Earlier this week, government officials worldwide urged people to avoid large gatherings and self-quarantine, unless they absolutely must be out, in an effort to combat the spread of COVID-19.
Premier François Legault called for all spaces with a capacity exceeding 250 people to be temporarily shut down until further notice. As a result, all schools, venues, libraries, gyms, public pools and leisure spots such as bars will be temporarily closed for the next few weeks.
In a matter of days, people have witnessed the cancellation of all major events such as Austin’s international festival South By Southwest (SXSW) and all concert tours this season. The NBA and NHL have also postponed their seasons. These measures are leaving many venue staff, technicians and even public relations agents jobless, according to people who work in the industry.
The film industry is equally suffering and is expected to lose billions in revenue as major studios begin postponing the production of major projects such as The Batman and “Stranger Things.” Over the weekend, many companies, including Apple, Lululemon, Urban Outfitters and Lush, have made statements regarding their decision to close their shops until further notice, while compensating their employees, as a measure of ensuring safety. Nevertheless, local independent businesses, startups and establishments that simply do not have the funds for paid leaves are currently finding themselves in a predicament. As reported by CNN, closing their doors would only lead to potential layoffs, which would add to the panic and distress that they are already facing as the number of COVID-19 cases rises.
Although these measures are crucial to prioritize people’s health during these difficult times, how can citizens assure themselves that their financial worries will be taken care of while they are out of work?

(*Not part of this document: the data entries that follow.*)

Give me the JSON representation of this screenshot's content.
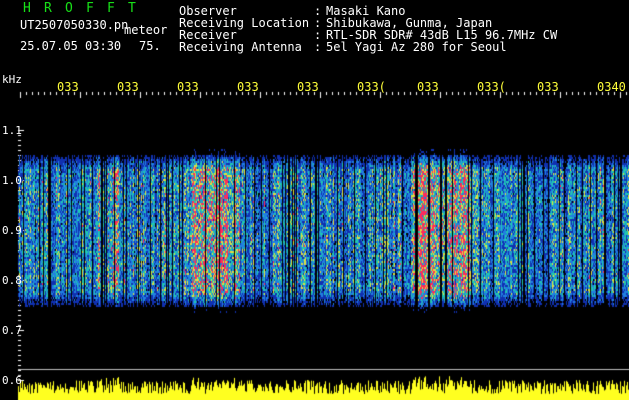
{
  "header": {
    "brand_letters": [
      "H",
      "R",
      "O",
      "F",
      "F",
      "T"
    ],
    "filename": "UT2507050330.pn",
    "meteor_label": "meteor",
    "datetime": "25.07.05 03:30",
    "meteor_count": "75.",
    "brand_color": "#18e018"
  },
  "station": {
    "rows": [
      {
        "key": "Observer",
        "value": "Masaki Kano"
      },
      {
        "key": "Receiving Location",
        "value": "Shibukawa, Gunma, Japan"
      },
      {
        "key": "Receiver",
        "value": "RTL-SDR SDR# 43dB L15 96.7MHz CW"
      },
      {
        "key": "Receiving Antenna",
        "value": "5el Yagi Az 280 for Seoul"
      }
    ]
  },
  "spectrogram": {
    "unit_label": "kHz",
    "freq_ticks": [
      {
        "label": "1.1",
        "value": 1.1
      },
      {
        "label": "1.0",
        "value": 1.0
      },
      {
        "label": "0.9",
        "value": 0.9
      },
      {
        "label": "0.8",
        "value": 0.8
      },
      {
        "label": "0.7",
        "value": 0.7
      },
      {
        "label": "0.6",
        "value": 0.6
      }
    ],
    "time_labels": [
      "033",
      "033",
      "033",
      "033",
      "033",
      "033(",
      "033",
      "033(",
      "033",
      "0340"
    ],
    "signal_band_khz": [
      0.75,
      1.05
    ],
    "colors": {
      "background": "#000000",
      "low": "#1030c8",
      "mid": "#18c8a0",
      "high": "#ff2040",
      "level": "#ffff20"
    }
  }
}
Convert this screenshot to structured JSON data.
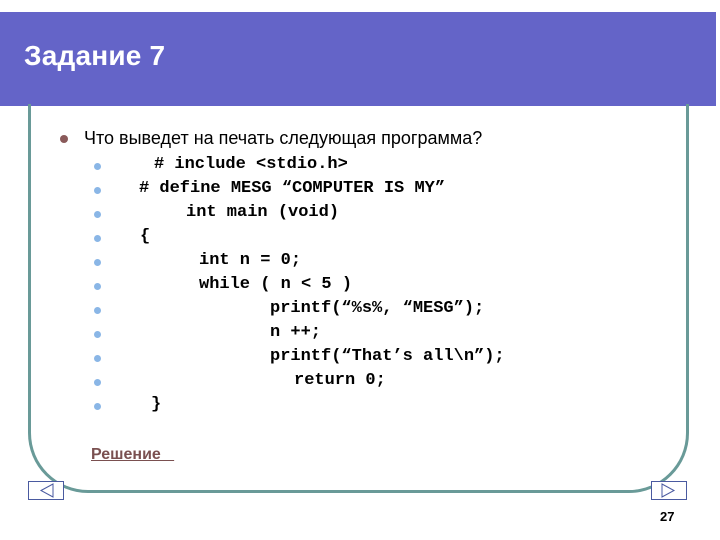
{
  "slide": {
    "title": "Задание 7",
    "question": "Что выведет на печать следующая программа?",
    "code_lines": [
      "# include <stdio.h>",
      "# define MESG “COMPUTER IS MY”",
      "int main (void)",
      "{",
      "int n = 0;",
      "while ( n < 5 )",
      "printf(“%s%, “MESG”);",
      "n ++;",
      "printf(“That’s all\\n”);",
      "return 0;",
      "}"
    ],
    "solution_link": "Решение   ",
    "page_number": "27"
  },
  "navigation": {
    "prev_icon": "triangle-left-icon",
    "next_icon": "triangle-right-icon"
  },
  "colors": {
    "header_bg": "#6464c8",
    "frame_border": "#699a98",
    "link": "#7a5050",
    "sub_bullet": "#8ab6e6",
    "main_bullet": "#8a5a5a"
  }
}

The Canadian stock market has been falling at a slow rate over the past three months until the end of February. In fact, it hit a low on March 12, in the wake of officials addressing the pandemic. In a recent statement, Prime Minister Justin Trudeau said, “We do not want any Canadian to have to worry about whether or not they’re going to be able to pay their rent, whether or not they’re going to be able to buy groceries, or care for their kids or elderly family members. We need to make sure that Canadians have the options and the ability to follow the best public health advice and keep themselves safe.”
Nevertheless, the livelihoods of Canadians remain on the line as many questions are left unanswered. Even though Trudeau’s words seem promising, he has yet to disclose how he will tackle all of these concerns. As Canadians waited for his latest press conference for an update on how the government will intervene in this situation, Trudeau announced that the Canadian borders will be closed to most foreign visitors but has yet to present us with how he will ensure that the needs of Canadians will be taken care of during this time of crisis.
Graphic by Victoria Blair